** Input data follows **

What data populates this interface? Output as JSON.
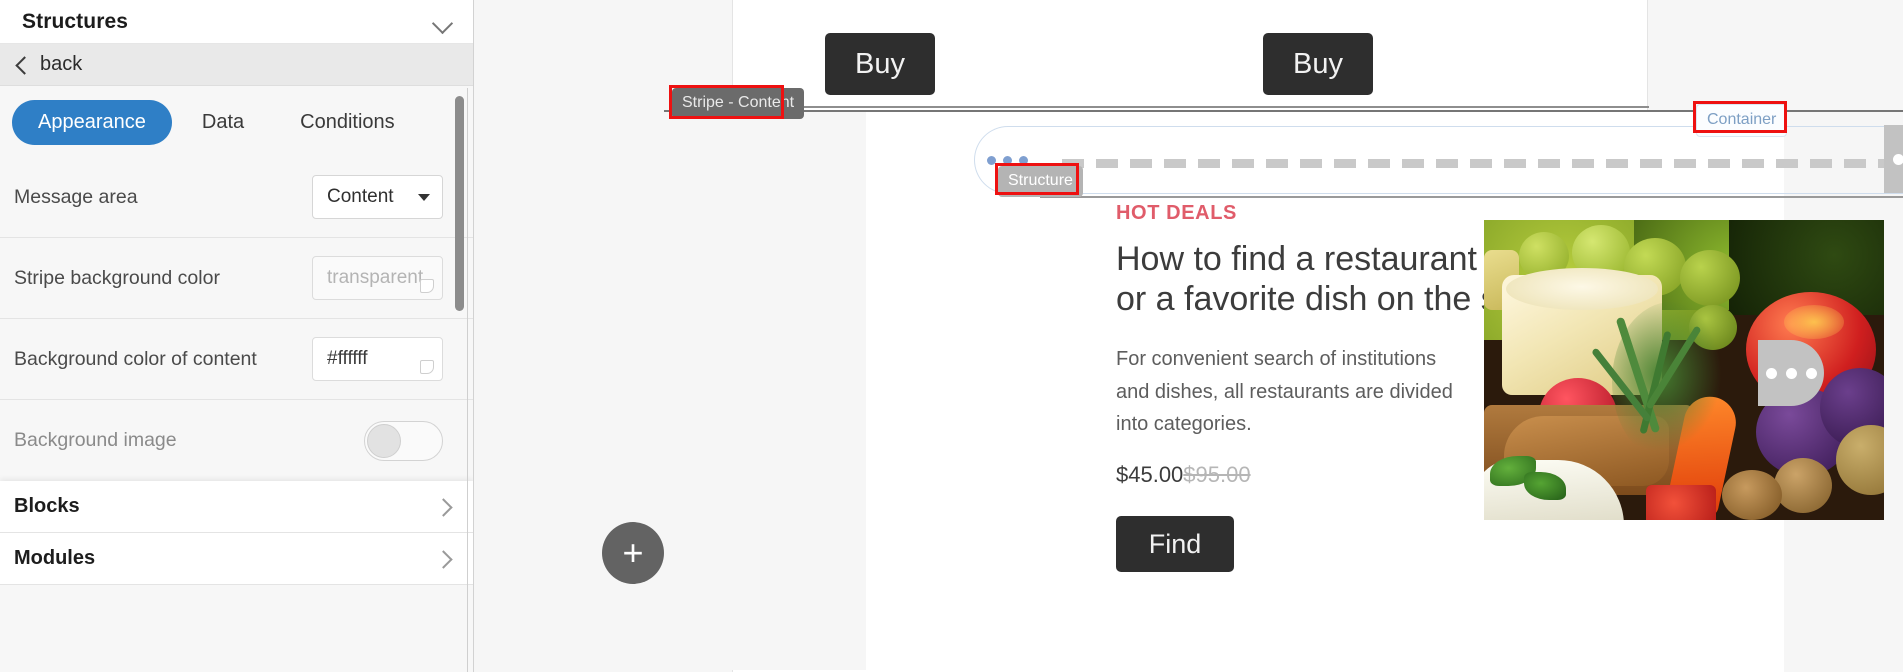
{
  "sidebar": {
    "title": "Structures",
    "collapse_icon": "chevron-down-icon",
    "back_label": "back",
    "back_icon": "chevron-left-icon",
    "tabs": [
      {
        "label": "Appearance",
        "active": true
      },
      {
        "label": "Data",
        "active": false
      },
      {
        "label": "Conditions",
        "active": false
      }
    ],
    "fields": [
      {
        "label": "Message area",
        "type": "select",
        "value": "Content"
      },
      {
        "label": "Stripe background color",
        "type": "color",
        "value": "transparent",
        "muted": true
      },
      {
        "label": "Background color of content",
        "type": "color",
        "value": "#ffffff",
        "muted": false
      },
      {
        "label": "Background image",
        "type": "toggle",
        "value": "off"
      }
    ],
    "sections": [
      {
        "label": "Blocks",
        "icon": "chevron-right-icon"
      },
      {
        "label": "Modules",
        "icon": "chevron-right-icon"
      }
    ]
  },
  "canvas": {
    "badges": {
      "stripe": "Stripe - Content",
      "structure": "Structure",
      "container": "Container"
    },
    "buy_buttons": [
      {
        "label": "Buy"
      },
      {
        "label": "Buy"
      }
    ],
    "handles": {
      "structure_drag": "drag-dots-icon",
      "more_grey_1": "more-options-icon",
      "more_grey_2": "more-options-icon",
      "more_dark_1": "more-options-icon",
      "add": "+"
    },
    "card": {
      "eyebrow": "HOT DEALS",
      "headline": "How to find a restaurant\nor a favorite dish on the site?",
      "body": "For convenient search of institutions\nand dishes, all restaurants are divided\ninto categories.",
      "price_new": "$45.00",
      "price_old": "$95.00",
      "cta": "Find",
      "image_alt": "food-photo"
    }
  },
  "colors": {
    "accent_blue": "#2f7fc6",
    "badge_dark": "#6b6b6b",
    "badge_grey": "#b4b4b4",
    "badge_lite_text": "#7d9fc4",
    "highlight_red": "#ee1111",
    "button_dark": "#2e2e2e",
    "eyebrow_red": "#e05c6a"
  }
}
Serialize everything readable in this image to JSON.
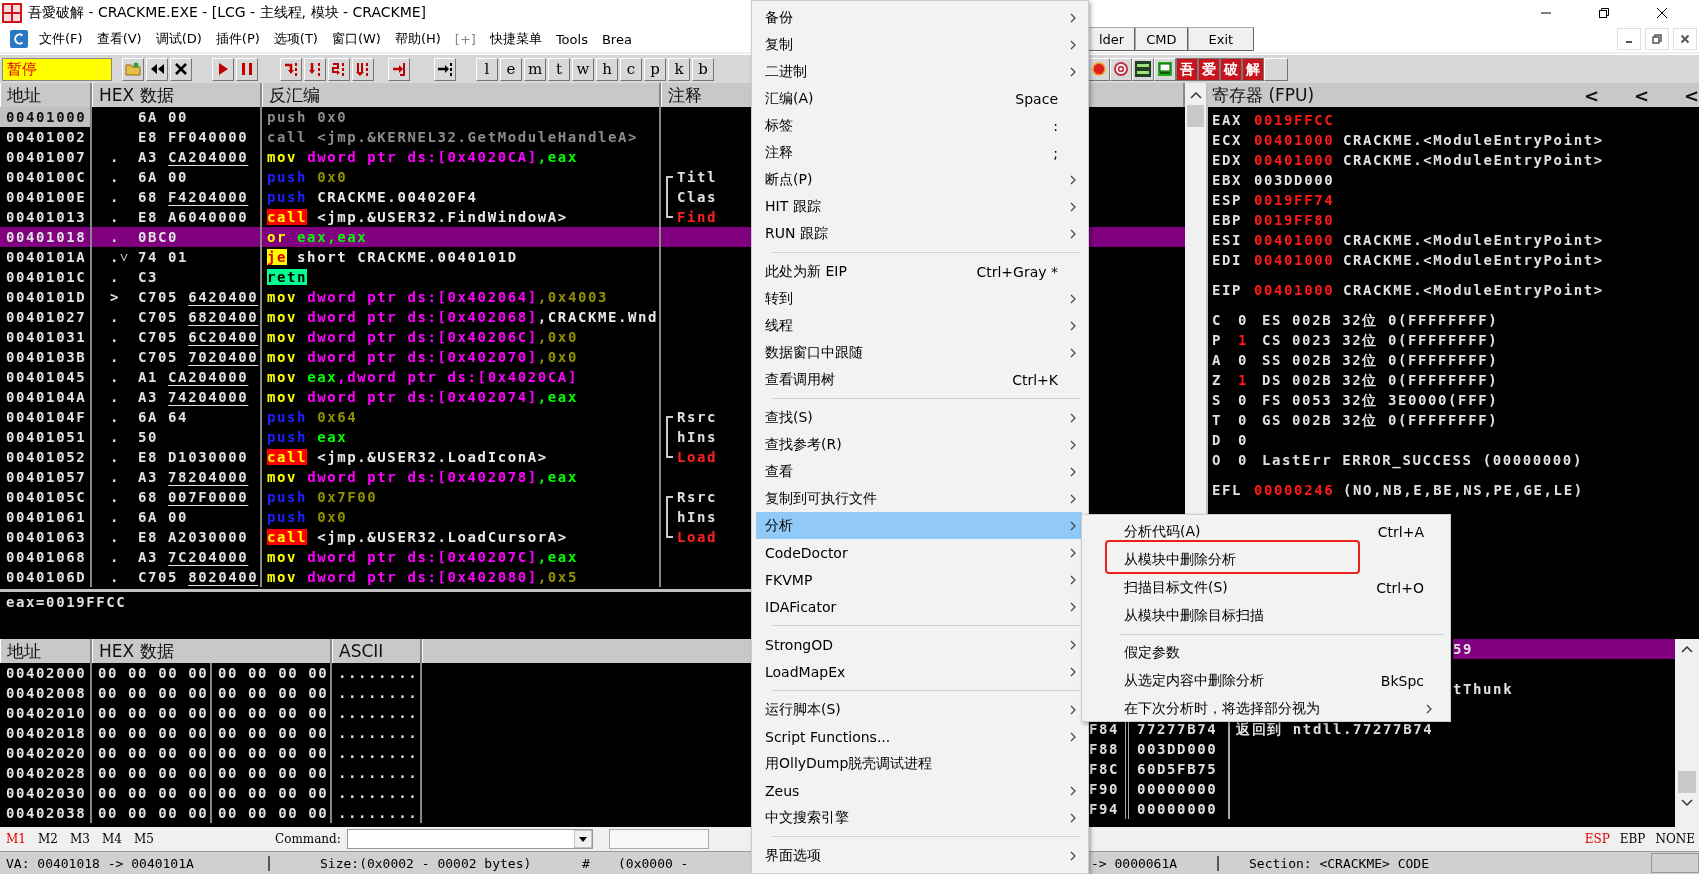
{
  "window": {
    "title": "吾愛破解 - CRACKME.EXE - [LCG -  主线程, 模块 - CRACKME]"
  },
  "menubar": {
    "items": [
      {
        "label": "文件(F)",
        "disabled": false
      },
      {
        "label": "查看(V)",
        "disabled": false
      },
      {
        "label": "调试(D)",
        "disabled": false
      },
      {
        "label": "插件(P)",
        "disabled": false
      },
      {
        "label": "选项(T)",
        "disabled": false
      },
      {
        "label": "窗口(W)",
        "disabled": false
      },
      {
        "label": "帮助(H)",
        "disabled": false
      },
      {
        "label": "[+]",
        "disabled": true
      },
      {
        "label": "快捷菜单",
        "disabled": false
      },
      {
        "label": "Tools",
        "disabled": false
      },
      {
        "label": "Brea",
        "disabled": false
      }
    ],
    "buttons": [
      "lder",
      "CMD",
      "Exit"
    ]
  },
  "toolbar": {
    "status": "暂停",
    "letters": [
      "l",
      "e",
      "m",
      "t",
      "w",
      "h",
      "c",
      "p",
      "k",
      "b"
    ],
    "tiles": [
      "吾",
      "爱",
      "破",
      "解"
    ]
  },
  "disassembly": {
    "columns": [
      "地址",
      "HEX 数据",
      "反汇编",
      "注释"
    ],
    "rows": [
      {
        "address": "00401000",
        "marker": "",
        "hex": "6A 00",
        "mnemonic": {
          "text": "push",
          "kind": "dim"
        },
        "operands": [
          {
            "text": "0x0",
            "kind": "dim"
          }
        ],
        "eip": true,
        "selected": false
      },
      {
        "address": "00401002",
        "marker": "",
        "hex": "E8 FF040000",
        "mnemonic": {
          "text": "call",
          "kind": "dim"
        },
        "operands": [
          {
            "text": "<jmp.&KERNEL32.GetModuleHandleA>",
            "kind": "dim"
          }
        ],
        "eip": false,
        "selected": false
      },
      {
        "address": "00401007",
        "marker": ".",
        "hex": "A3",
        "fixup": "CA204000",
        "mnemonic": {
          "text": "mov",
          "kind": "mov"
        },
        "operands": [
          {
            "text": "dword ptr ds:[0x4020CA]",
            "kind": "mem"
          },
          {
            "text": ",eax",
            "kind": "reg"
          }
        ],
        "eip": false,
        "selected": false
      },
      {
        "address": "0040100C",
        "marker": ".",
        "hex": "6A 00",
        "mnemonic": {
          "text": "push",
          "kind": "push"
        },
        "operands": [
          {
            "text": "0x0",
            "kind": "imm"
          }
        ],
        "comment": {
          "text": "Titl",
          "kind": "top",
          "is_call": false
        },
        "eip": false,
        "selected": false
      },
      {
        "address": "0040100E",
        "marker": ".",
        "hex": "68",
        "fixup": "F4204000",
        "mnemonic": {
          "text": "push",
          "kind": "push"
        },
        "operands": [
          {
            "text": "CRACKME.004020F4",
            "kind": "sym"
          }
        ],
        "comment": {
          "text": "Clas",
          "kind": "middle",
          "is_call": false
        },
        "eip": false,
        "selected": false
      },
      {
        "address": "00401013",
        "marker": ".",
        "hex": "E8 A6040000",
        "mnemonic": {
          "text": "call",
          "kind": "call"
        },
        "operands": [
          {
            "text": "<jmp.&USER32.FindWindowA>",
            "kind": "sym"
          }
        ],
        "comment": {
          "text": "Find",
          "kind": "bottom",
          "is_call": true
        },
        "eip": false,
        "selected": false
      },
      {
        "address": "00401018",
        "marker": ".",
        "hex": "0BC0",
        "mnemonic": {
          "text": "or",
          "kind": "mov"
        },
        "operands": [
          {
            "text": "eax,eax",
            "kind": "reg"
          }
        ],
        "eip": false,
        "selected": true
      },
      {
        "address": "0040101A",
        "marker": ".˅",
        "hex": "74 01",
        "mnemonic": {
          "text": "je",
          "kind": "jcc"
        },
        "operands": [
          {
            "text": "short CRACKME.0040101D",
            "kind": "sym"
          }
        ],
        "eip": false,
        "selected": false
      },
      {
        "address": "0040101C",
        "marker": ".",
        "hex": "C3",
        "mnemonic": {
          "text": "retn",
          "kind": "ret"
        },
        "operands": [],
        "eip": false,
        "selected": false
      },
      {
        "address": "0040101D",
        "marker": ">",
        "hex": "C705",
        "fixup": "6420400",
        "mnemonic": {
          "text": "mov",
          "kind": "mov"
        },
        "operands": [
          {
            "text": "dword ptr ds:[0x402064]",
            "kind": "mem"
          },
          {
            "text": ",0x4003",
            "kind": "imm"
          }
        ],
        "eip": false,
        "selected": false
      },
      {
        "address": "00401027",
        "marker": ".",
        "hex": "C705",
        "fixup": "6820400",
        "mnemonic": {
          "text": "mov",
          "kind": "mov"
        },
        "operands": [
          {
            "text": "dword ptr ds:[0x402068]",
            "kind": "mem"
          },
          {
            "text": ",CRACKME.Wnd",
            "kind": "sym"
          }
        ],
        "eip": false,
        "selected": false
      },
      {
        "address": "00401031",
        "marker": ".",
        "hex": "C705",
        "fixup": "6C20400",
        "mnemonic": {
          "text": "mov",
          "kind": "mov"
        },
        "operands": [
          {
            "text": "dword ptr ds:[0x40206C]",
            "kind": "mem"
          },
          {
            "text": ",0x0",
            "kind": "imm"
          }
        ],
        "eip": false,
        "selected": false
      },
      {
        "address": "0040103B",
        "marker": ".",
        "hex": "C705",
        "fixup": "7020400",
        "mnemonic": {
          "text": "mov",
          "kind": "mov"
        },
        "operands": [
          {
            "text": "dword ptr ds:[0x402070]",
            "kind": "mem"
          },
          {
            "text": ",0x0",
            "kind": "imm"
          }
        ],
        "eip": false,
        "selected": false
      },
      {
        "address": "00401045",
        "marker": ".",
        "hex": "A1",
        "fixup": "CA204000",
        "mnemonic": {
          "text": "mov",
          "kind": "mov"
        },
        "operands": [
          {
            "text": "eax",
            "kind": "reg"
          },
          {
            "text": ",dword ptr ds:[0x4020CA]",
            "kind": "mem"
          }
        ],
        "eip": false,
        "selected": false
      },
      {
        "address": "0040104A",
        "marker": ".",
        "hex": "A3",
        "fixup": "74204000",
        "mnemonic": {
          "text": "mov",
          "kind": "mov"
        },
        "operands": [
          {
            "text": "dword ptr ds:[0x402074]",
            "kind": "mem"
          },
          {
            "text": ",eax",
            "kind": "reg"
          }
        ],
        "eip": false,
        "selected": false
      },
      {
        "address": "0040104F",
        "marker": ".",
        "hex": "6A 64",
        "mnemonic": {
          "text": "push",
          "kind": "push"
        },
        "operands": [
          {
            "text": "0x64",
            "kind": "imm"
          }
        ],
        "comment": {
          "text": "Rsrc",
          "kind": "top",
          "is_call": false
        },
        "eip": false,
        "selected": false
      },
      {
        "address": "00401051",
        "marker": ".",
        "hex": "50",
        "mnemonic": {
          "text": "push",
          "kind": "push"
        },
        "operands": [
          {
            "text": "eax",
            "kind": "reg"
          }
        ],
        "comment": {
          "text": "hIns",
          "kind": "middle",
          "is_call": false
        },
        "eip": false,
        "selected": false
      },
      {
        "address": "00401052",
        "marker": ".",
        "hex": "E8 D1030000",
        "mnemonic": {
          "text": "call",
          "kind": "call"
        },
        "operands": [
          {
            "text": "<jmp.&USER32.LoadIconA>",
            "kind": "sym"
          }
        ],
        "comment": {
          "text": "Load",
          "kind": "bottom",
          "is_call": true
        },
        "eip": false,
        "selected": false
      },
      {
        "address": "00401057",
        "marker": ".",
        "hex": "A3",
        "fixup": "78204000",
        "mnemonic": {
          "text": "mov",
          "kind": "mov"
        },
        "operands": [
          {
            "text": "dword ptr ds:[0x402078]",
            "kind": "mem"
          },
          {
            "text": ",eax",
            "kind": "reg"
          }
        ],
        "eip": false,
        "selected": false
      },
      {
        "address": "0040105C",
        "marker": ".",
        "hex": "68",
        "fixup": "007F0000",
        "mnemonic": {
          "text": "push",
          "kind": "push"
        },
        "operands": [
          {
            "text": "0x7F00",
            "kind": "imm"
          }
        ],
        "comment": {
          "text": "Rsrc",
          "kind": "top",
          "is_call": false
        },
        "eip": false,
        "selected": false
      },
      {
        "address": "00401061",
        "marker": ".",
        "hex": "6A 00",
        "mnemonic": {
          "text": "push",
          "kind": "push"
        },
        "operands": [
          {
            "text": "0x0",
            "kind": "imm"
          }
        ],
        "comment": {
          "text": "hIns",
          "kind": "middle",
          "is_call": false
        },
        "eip": false,
        "selected": false
      },
      {
        "address": "00401063",
        "marker": ".",
        "hex": "E8 A2030000",
        "mnemonic": {
          "text": "call",
          "kind": "call"
        },
        "operands": [
          {
            "text": "<jmp.&USER32.LoadCursorA>",
            "kind": "sym"
          }
        ],
        "comment": {
          "text": "Load",
          "kind": "bottom",
          "is_call": true
        },
        "eip": false,
        "selected": false
      },
      {
        "address": "00401068",
        "marker": ".",
        "hex": "A3",
        "fixup": "7C204000",
        "mnemonic": {
          "text": "mov",
          "kind": "mov"
        },
        "operands": [
          {
            "text": "dword ptr ds:[0x40207C]",
            "kind": "mem"
          },
          {
            "text": ",eax",
            "kind": "reg"
          }
        ],
        "eip": false,
        "selected": false
      },
      {
        "address": "0040106D",
        "marker": ".",
        "hex": "C705",
        "fixup": "8020400",
        "mnemonic": {
          "text": "mov",
          "kind": "mov"
        },
        "operands": [
          {
            "text": "dword ptr ds:[0x402080]",
            "kind": "mem"
          },
          {
            "text": ",0x5",
            "kind": "imm"
          }
        ],
        "eip": false,
        "selected": false
      }
    ]
  },
  "info": "eax=0019FFCC",
  "registers": {
    "title": "寄存器 (FPU)",
    "arrows": [
      "<",
      "<",
      "<"
    ],
    "groups": [
      [
        {
          "kind": "reg",
          "name": "EAX",
          "value": "0019FFCC",
          "changed": true
        },
        {
          "kind": "reg",
          "name": "ECX",
          "value": "00401000",
          "changed": true,
          "comment": "CRACKME.<ModuleEntryPoint>"
        },
        {
          "kind": "reg",
          "name": "EDX",
          "value": "00401000",
          "changed": true,
          "comment": "CRACKME.<ModuleEntryPoint>"
        },
        {
          "kind": "reg",
          "name": "EBX",
          "value": "003DD000",
          "changed": false
        },
        {
          "kind": "reg",
          "name": "ESP",
          "value": "0019FF74",
          "changed": true
        },
        {
          "kind": "reg",
          "name": "EBP",
          "value": "0019FF80",
          "changed": true
        },
        {
          "kind": "reg",
          "name": "ESI",
          "value": "00401000",
          "changed": true,
          "comment": "CRACKME.<ModuleEntryPoint>"
        },
        {
          "kind": "reg",
          "name": "EDI",
          "value": "00401000",
          "changed": true,
          "comment": "CRACKME.<ModuleEntryPoint>"
        }
      ],
      [
        {
          "kind": "reg",
          "name": "EIP",
          "value": "00401000",
          "changed": true,
          "comment": "CRACKME.<ModuleEntryPoint>"
        }
      ],
      [
        {
          "kind": "flag",
          "name": "C",
          "value": "0",
          "changed": false,
          "detail": "ES 002B 32位 0(FFFFFFFF)"
        },
        {
          "kind": "flag",
          "name": "P",
          "value": "1",
          "changed": true,
          "detail": "CS 0023 32位 0(FFFFFFFF)"
        },
        {
          "kind": "flag",
          "name": "A",
          "value": "0",
          "changed": false,
          "detail": "SS 002B 32位 0(FFFFFFFF)"
        },
        {
          "kind": "flag",
          "name": "Z",
          "value": "1",
          "changed": true,
          "detail": "DS 002B 32位 0(FFFFFFFF)"
        },
        {
          "kind": "flag",
          "name": "S",
          "value": "0",
          "changed": false,
          "detail": "FS 0053 32位 3E0000(FFF)"
        },
        {
          "kind": "flag",
          "name": "T",
          "value": "0",
          "changed": false,
          "detail": "GS 002B 32位 0(FFFFFFFF)"
        },
        {
          "kind": "flag",
          "name": "D",
          "value": "0",
          "changed": false
        },
        {
          "kind": "flag",
          "name": "O",
          "value": "0",
          "changed": false,
          "detail": "LastErr ERROR_SUCCESS (00000000)"
        }
      ],
      [
        {
          "kind": "reg",
          "name": "EFL",
          "value": "00000246",
          "changed": true,
          "comment": "(NO,NB,E,BE,NS,PE,GE,LE)"
        }
      ]
    ]
  },
  "dump": {
    "columns": [
      "地址",
      "HEX 数据",
      "ASCII"
    ],
    "rows": [
      {
        "address": "00402000",
        "hex_1": "00 00 00 00",
        "hex_2": "00 00 00 00",
        "ascii": "........"
      },
      {
        "address": "00402008",
        "hex_1": "00 00 00 00",
        "hex_2": "00 00 00 00",
        "ascii": "........"
      },
      {
        "address": "00402010",
        "hex_1": "00 00 00 00",
        "hex_2": "00 00 00 00",
        "ascii": "........"
      },
      {
        "address": "00402018",
        "hex_1": "00 00 00 00",
        "hex_2": "00 00 00 00",
        "ascii": "........"
      },
      {
        "address": "00402020",
        "hex_1": "00 00 00 00",
        "hex_2": "00 00 00 00",
        "ascii": "........"
      },
      {
        "address": "00402028",
        "hex_1": "00 00 00 00",
        "hex_2": "00 00 00 00",
        "ascii": "........"
      },
      {
        "address": "00402030",
        "hex_1": "00 00 00 00",
        "hex_2": "00 00 00 00",
        "ascii": "........"
      },
      {
        "address": "00402038",
        "hex_1": "00 00 00 00",
        "hex_2": "00 00 00 00",
        "ascii": "........"
      }
    ]
  },
  "stack": {
    "rows": [
      {
        "kind": "covered",
        "comment": "59",
        "selected": true
      },
      {
        "kind": "covered",
        "selected": false
      },
      {
        "kind": "covered",
        "comment": "tThunk",
        "selected": false
      },
      {
        "kind": "covered",
        "selected": false
      },
      {
        "kind": "full",
        "address": "F84",
        "value": "77277B74",
        "comment": "返回到 ntdll.77277B74",
        "selected": false
      },
      {
        "kind": "full",
        "address": "F88",
        "value": "003DD000",
        "selected": false
      },
      {
        "kind": "full",
        "address": "F8C",
        "value": "60D5FB75",
        "selected": false
      },
      {
        "kind": "full",
        "address": "F90",
        "value": "00000000",
        "selected": false
      },
      {
        "kind": "full",
        "address": "F94",
        "value": "00000000",
        "selected": false
      }
    ]
  },
  "context_menu": {
    "groups": [
      {
        "items": [
          {
            "label": "备份",
            "submenu": true,
            "selected": false
          },
          {
            "label": "复制",
            "submenu": true,
            "selected": false
          },
          {
            "label": "二进制",
            "submenu": true,
            "selected": false
          },
          {
            "label": "汇编(A)",
            "shortcut": "Space",
            "submenu": false,
            "selected": false
          },
          {
            "label": "标签",
            "shortcut": ":",
            "submenu": false,
            "selected": false
          },
          {
            "label": "注释",
            "shortcut": ";",
            "submenu": false,
            "selected": false
          },
          {
            "label": "断点(P)",
            "submenu": true,
            "selected": false
          },
          {
            "label": "HIT 跟踪",
            "submenu": true,
            "selected": false
          },
          {
            "label": "RUN 跟踪",
            "submenu": true,
            "selected": false
          }
        ]
      },
      {
        "items": [
          {
            "label": "此处为新 EIP",
            "shortcut": "Ctrl+Gray *",
            "submenu": false,
            "selected": false
          },
          {
            "label": "转到",
            "submenu": true,
            "selected": false
          },
          {
            "label": "线程",
            "submenu": true,
            "selected": false
          },
          {
            "label": "数据窗口中跟随",
            "submenu": true,
            "selected": false
          },
          {
            "label": "查看调用树",
            "shortcut": "Ctrl+K",
            "submenu": false,
            "selected": false
          }
        ]
      },
      {
        "items": [
          {
            "label": "查找(S)",
            "submenu": true,
            "selected": false
          },
          {
            "label": "查找参考(R)",
            "submenu": true,
            "selected": false
          },
          {
            "label": "查看",
            "submenu": true,
            "selected": false
          },
          {
            "label": "复制到可执行文件",
            "submenu": true,
            "selected": false
          },
          {
            "label": "分析",
            "submenu": true,
            "selected": true
          },
          {
            "label": "CodeDoctor",
            "submenu": true,
            "selected": false
          },
          {
            "label": "FKVMP",
            "submenu": true,
            "selected": false
          },
          {
            "label": "IDAFicator",
            "submenu": true,
            "selected": false
          }
        ]
      },
      {
        "items": [
          {
            "label": "StrongOD",
            "submenu": true,
            "selected": false
          },
          {
            "label": "LoadMapEx",
            "submenu": true,
            "selected": false
          }
        ]
      },
      {
        "items": [
          {
            "label": "运行脚本(S)",
            "submenu": true,
            "selected": false
          },
          {
            "label": "Script Functions...",
            "submenu": true,
            "selected": false
          },
          {
            "label": "用OllyDump脱壳调试进程",
            "submenu": false,
            "selected": false
          },
          {
            "label": "Zeus",
            "submenu": true,
            "selected": false
          },
          {
            "label": "中文搜索引擎",
            "submenu": true,
            "selected": false
          }
        ]
      },
      {
        "items": [
          {
            "label": "界面选项",
            "submenu": true,
            "selected": false
          }
        ]
      }
    ]
  },
  "submenu": {
    "groups": [
      {
        "items": [
          {
            "label": "分析代码(A)",
            "shortcut": "Ctrl+A",
            "submenu": false,
            "annotated": false
          },
          {
            "label": "从模块中删除分析",
            "submenu": false,
            "annotated": true
          },
          {
            "label": "扫描目标文件(S)",
            "shortcut": "Ctrl+O",
            "submenu": false,
            "annotated": false
          },
          {
            "label": "从模块中删除目标扫描",
            "submenu": false,
            "annotated": false
          }
        ]
      },
      {
        "items": [
          {
            "label": "假定参数",
            "submenu": false,
            "annotated": false
          },
          {
            "label": "从选定内容中删除分析",
            "shortcut": "BkSpc",
            "submenu": false,
            "annotated": false
          },
          {
            "label": "在下次分析时，将选择部分视为",
            "submenu": true,
            "annotated": false
          }
        ]
      }
    ]
  },
  "command_bar": {
    "markers": [
      {
        "label": "M1",
        "selected": true
      },
      {
        "label": "M2",
        "selected": false
      },
      {
        "label": "M3",
        "selected": false
      },
      {
        "label": "M4",
        "selected": false
      },
      {
        "label": "M5",
        "selected": false
      }
    ],
    "command_label": "Command:",
    "modes": [
      {
        "label": "ESP",
        "selected": true
      },
      {
        "label": "EBP",
        "selected": false
      },
      {
        "label": "NONE",
        "selected": false
      }
    ]
  },
  "status_bar": {
    "left": [
      "VA: 00401018 -> 0040101A",
      "Size:(0x0002 - 00002 bytes)",
      "#",
      "(0x0000 -"
    ],
    "right": [
      "-> 0000061A",
      "Section: <CRACKME> CODE"
    ]
  }
}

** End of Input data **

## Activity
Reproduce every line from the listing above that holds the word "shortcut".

## Your solution
            "shortcut": "Space",
            "shortcut": ":",
            "shortcut": ";",
            "shortcut": "Ctrl+Gray *",
            "shortcut": "Ctrl+K",
            "shortcut": "Ctrl+A",
            "shortcut": "Ctrl+O",
            "shortcut": "BkSpc",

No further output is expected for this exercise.